Among the damage is Dockside Studio in Maurice, Louisiana, where a foot of water threatened to end the music studio that has seen the likes of Southern music legends B.B. King, Irma Thomas, and Dr. John pass through its now water soaked walls.
But just as music defines Louisiana in its times of celebration, so too does it during its hardship.
"Our musical community here in Mauricem and actually around the world — people have been calling and seeing if there's anything they can do to help," Cezanne Nail, co-owner of Dockside Studio, tells The Takeaway. "We had so many musicians come with their tool belts on and tearing out walls and carrying out equipment and drying things. And they all feel like, they tell me, that Dockside is their home away from home and they can't stand to see it closed and soaking wet, and the condition that it's in. People will be recording before you know it."
As the rains continue, Louisiana residents coalesce around the state's musical traditions and institutions like Dockside Studio.

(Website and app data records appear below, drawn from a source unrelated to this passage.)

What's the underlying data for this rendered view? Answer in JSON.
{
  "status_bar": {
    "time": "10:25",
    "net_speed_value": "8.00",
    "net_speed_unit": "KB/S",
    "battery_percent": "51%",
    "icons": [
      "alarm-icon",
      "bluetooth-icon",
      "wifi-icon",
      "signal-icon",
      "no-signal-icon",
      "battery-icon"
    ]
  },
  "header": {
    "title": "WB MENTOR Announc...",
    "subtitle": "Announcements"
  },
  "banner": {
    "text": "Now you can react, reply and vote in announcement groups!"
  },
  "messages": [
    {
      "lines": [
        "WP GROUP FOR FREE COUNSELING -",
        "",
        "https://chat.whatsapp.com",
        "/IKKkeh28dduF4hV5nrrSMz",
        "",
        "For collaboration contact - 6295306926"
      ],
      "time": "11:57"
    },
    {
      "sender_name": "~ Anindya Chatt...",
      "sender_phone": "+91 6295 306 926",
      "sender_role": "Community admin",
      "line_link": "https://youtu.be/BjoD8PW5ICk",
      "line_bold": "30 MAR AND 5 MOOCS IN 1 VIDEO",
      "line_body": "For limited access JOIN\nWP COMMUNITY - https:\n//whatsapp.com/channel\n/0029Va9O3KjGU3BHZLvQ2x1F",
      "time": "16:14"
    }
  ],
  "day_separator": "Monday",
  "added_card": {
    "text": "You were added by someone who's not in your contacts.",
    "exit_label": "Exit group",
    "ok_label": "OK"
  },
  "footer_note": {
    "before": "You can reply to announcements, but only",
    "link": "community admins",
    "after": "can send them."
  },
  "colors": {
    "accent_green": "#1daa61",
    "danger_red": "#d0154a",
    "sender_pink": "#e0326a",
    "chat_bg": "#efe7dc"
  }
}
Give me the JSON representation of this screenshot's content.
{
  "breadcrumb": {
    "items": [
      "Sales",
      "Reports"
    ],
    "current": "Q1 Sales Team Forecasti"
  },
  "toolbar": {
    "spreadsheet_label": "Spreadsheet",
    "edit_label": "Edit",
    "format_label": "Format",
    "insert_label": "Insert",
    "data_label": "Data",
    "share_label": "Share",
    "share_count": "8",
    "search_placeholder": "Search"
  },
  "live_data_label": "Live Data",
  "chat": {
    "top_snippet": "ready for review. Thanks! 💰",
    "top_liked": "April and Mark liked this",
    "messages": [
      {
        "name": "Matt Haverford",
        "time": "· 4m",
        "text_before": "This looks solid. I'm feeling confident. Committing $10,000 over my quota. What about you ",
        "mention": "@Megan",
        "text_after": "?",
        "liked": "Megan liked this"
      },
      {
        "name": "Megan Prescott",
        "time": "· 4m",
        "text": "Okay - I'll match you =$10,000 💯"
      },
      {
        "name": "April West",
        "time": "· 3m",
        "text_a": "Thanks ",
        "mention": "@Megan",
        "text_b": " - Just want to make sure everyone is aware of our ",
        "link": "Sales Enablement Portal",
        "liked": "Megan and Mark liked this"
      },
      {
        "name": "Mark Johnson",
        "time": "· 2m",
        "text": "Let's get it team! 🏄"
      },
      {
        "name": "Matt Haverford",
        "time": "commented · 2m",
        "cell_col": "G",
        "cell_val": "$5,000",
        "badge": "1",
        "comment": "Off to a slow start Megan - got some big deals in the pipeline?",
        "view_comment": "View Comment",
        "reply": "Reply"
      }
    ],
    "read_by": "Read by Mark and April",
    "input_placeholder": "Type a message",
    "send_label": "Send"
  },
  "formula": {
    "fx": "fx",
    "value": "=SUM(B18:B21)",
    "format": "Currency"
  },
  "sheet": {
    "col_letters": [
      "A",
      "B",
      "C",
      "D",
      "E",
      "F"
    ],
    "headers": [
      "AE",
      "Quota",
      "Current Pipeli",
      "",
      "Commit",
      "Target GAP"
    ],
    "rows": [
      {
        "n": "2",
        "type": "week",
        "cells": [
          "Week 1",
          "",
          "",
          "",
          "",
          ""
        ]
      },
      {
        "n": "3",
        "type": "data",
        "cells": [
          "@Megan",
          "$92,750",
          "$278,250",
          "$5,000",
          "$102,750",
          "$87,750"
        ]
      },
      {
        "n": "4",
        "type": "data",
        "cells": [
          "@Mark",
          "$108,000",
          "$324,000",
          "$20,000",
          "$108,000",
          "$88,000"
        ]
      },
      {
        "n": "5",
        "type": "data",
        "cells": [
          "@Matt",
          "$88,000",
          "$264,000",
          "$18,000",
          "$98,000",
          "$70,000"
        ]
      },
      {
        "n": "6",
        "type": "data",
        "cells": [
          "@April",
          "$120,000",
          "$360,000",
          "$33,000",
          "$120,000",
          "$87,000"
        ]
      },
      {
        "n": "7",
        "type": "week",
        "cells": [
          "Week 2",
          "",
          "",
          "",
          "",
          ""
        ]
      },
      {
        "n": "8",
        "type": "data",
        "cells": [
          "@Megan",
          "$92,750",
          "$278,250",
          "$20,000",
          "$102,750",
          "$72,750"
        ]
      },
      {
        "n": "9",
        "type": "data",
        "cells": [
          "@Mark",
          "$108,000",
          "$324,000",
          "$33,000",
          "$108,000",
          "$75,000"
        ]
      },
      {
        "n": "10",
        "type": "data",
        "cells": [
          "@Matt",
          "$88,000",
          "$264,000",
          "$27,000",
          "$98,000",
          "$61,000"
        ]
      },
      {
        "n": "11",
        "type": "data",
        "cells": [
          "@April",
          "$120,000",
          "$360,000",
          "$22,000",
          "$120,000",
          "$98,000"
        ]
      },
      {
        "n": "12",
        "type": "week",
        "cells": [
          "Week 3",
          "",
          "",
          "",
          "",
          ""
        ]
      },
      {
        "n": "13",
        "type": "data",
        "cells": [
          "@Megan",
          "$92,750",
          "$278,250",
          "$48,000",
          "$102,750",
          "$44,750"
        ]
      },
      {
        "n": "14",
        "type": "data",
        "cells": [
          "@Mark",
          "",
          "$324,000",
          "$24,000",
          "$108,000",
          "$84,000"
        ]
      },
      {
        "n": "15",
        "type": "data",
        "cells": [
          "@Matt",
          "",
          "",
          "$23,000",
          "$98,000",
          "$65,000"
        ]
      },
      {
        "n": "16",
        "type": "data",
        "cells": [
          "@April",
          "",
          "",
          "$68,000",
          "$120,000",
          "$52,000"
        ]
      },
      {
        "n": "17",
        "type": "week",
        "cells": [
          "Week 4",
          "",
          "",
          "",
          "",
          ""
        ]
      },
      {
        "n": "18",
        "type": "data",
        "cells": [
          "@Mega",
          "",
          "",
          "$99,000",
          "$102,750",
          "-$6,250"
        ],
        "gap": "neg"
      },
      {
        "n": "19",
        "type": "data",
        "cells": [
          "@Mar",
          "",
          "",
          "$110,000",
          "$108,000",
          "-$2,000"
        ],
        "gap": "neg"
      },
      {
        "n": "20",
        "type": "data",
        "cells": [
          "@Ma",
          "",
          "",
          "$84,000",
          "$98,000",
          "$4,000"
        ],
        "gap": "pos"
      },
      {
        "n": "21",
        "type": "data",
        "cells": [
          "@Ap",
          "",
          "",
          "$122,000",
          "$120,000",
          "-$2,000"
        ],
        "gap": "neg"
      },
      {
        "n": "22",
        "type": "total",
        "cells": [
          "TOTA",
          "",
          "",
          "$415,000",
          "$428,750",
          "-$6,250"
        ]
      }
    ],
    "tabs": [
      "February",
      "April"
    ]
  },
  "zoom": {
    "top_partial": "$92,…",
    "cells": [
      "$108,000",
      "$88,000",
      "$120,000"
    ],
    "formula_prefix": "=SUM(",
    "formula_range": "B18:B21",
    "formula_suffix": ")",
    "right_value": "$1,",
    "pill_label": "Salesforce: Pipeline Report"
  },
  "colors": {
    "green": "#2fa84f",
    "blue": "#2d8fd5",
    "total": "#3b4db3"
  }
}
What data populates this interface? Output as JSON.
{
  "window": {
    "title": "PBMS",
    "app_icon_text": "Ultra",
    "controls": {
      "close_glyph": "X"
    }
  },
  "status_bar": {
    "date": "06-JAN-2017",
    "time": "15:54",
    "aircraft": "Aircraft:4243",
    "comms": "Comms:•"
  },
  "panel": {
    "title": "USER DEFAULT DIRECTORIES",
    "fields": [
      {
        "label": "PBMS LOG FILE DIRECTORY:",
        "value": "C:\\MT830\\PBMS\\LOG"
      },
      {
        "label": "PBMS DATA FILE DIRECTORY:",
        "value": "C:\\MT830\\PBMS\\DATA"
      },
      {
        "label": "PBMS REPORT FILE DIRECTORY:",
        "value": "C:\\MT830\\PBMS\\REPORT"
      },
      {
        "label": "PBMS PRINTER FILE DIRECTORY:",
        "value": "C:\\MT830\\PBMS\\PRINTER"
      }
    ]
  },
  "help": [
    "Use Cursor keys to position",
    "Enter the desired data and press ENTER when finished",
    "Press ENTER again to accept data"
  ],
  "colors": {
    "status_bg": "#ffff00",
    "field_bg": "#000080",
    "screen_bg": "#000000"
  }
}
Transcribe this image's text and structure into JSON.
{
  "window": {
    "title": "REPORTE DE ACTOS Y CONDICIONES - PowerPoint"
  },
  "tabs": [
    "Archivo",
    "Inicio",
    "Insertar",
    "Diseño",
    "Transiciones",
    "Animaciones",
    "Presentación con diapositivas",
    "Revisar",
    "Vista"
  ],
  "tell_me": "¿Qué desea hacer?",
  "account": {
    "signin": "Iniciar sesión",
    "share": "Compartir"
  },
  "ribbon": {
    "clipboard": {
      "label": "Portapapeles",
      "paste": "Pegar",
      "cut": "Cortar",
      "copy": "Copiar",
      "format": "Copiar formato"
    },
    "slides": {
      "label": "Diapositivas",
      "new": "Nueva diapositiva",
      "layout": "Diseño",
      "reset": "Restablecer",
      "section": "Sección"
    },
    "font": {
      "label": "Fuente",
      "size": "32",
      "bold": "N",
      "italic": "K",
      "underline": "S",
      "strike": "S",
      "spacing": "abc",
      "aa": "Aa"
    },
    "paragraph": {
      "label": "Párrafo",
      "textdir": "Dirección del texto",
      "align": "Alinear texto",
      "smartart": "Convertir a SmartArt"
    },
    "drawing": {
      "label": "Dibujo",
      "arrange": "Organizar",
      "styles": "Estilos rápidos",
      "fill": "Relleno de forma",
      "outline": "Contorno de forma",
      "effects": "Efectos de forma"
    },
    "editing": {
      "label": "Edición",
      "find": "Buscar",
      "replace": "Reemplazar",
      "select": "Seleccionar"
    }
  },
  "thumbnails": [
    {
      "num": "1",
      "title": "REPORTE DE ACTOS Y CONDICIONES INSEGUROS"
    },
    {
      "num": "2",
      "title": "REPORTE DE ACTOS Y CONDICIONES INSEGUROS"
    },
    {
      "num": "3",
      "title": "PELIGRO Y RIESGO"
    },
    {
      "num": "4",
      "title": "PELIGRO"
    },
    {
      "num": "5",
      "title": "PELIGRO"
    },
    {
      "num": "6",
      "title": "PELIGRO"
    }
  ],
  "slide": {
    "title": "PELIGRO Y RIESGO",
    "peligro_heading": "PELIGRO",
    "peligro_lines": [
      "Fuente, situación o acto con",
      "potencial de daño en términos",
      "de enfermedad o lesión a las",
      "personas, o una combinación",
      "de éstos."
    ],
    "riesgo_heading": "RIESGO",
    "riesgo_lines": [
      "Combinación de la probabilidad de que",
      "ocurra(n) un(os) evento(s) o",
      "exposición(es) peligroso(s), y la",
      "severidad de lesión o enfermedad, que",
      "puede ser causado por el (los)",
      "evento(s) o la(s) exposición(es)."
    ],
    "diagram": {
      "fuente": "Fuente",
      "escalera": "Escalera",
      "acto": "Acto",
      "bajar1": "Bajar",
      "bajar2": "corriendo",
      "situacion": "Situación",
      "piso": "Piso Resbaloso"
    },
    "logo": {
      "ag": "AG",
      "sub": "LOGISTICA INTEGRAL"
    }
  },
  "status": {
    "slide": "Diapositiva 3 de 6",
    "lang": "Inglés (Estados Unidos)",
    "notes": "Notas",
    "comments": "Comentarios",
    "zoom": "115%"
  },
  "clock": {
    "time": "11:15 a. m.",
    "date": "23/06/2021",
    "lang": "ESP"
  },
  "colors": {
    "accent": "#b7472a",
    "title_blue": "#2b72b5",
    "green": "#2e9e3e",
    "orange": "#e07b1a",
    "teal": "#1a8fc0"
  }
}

It's a strength in the face of destruction well known by Dr. Michael White, whose home was destroyed in Katrina over a decade ago. He's a jazz clarinetist and historian in New Orleans, and also a professor of African-American Music at Xavier University of Louisiana.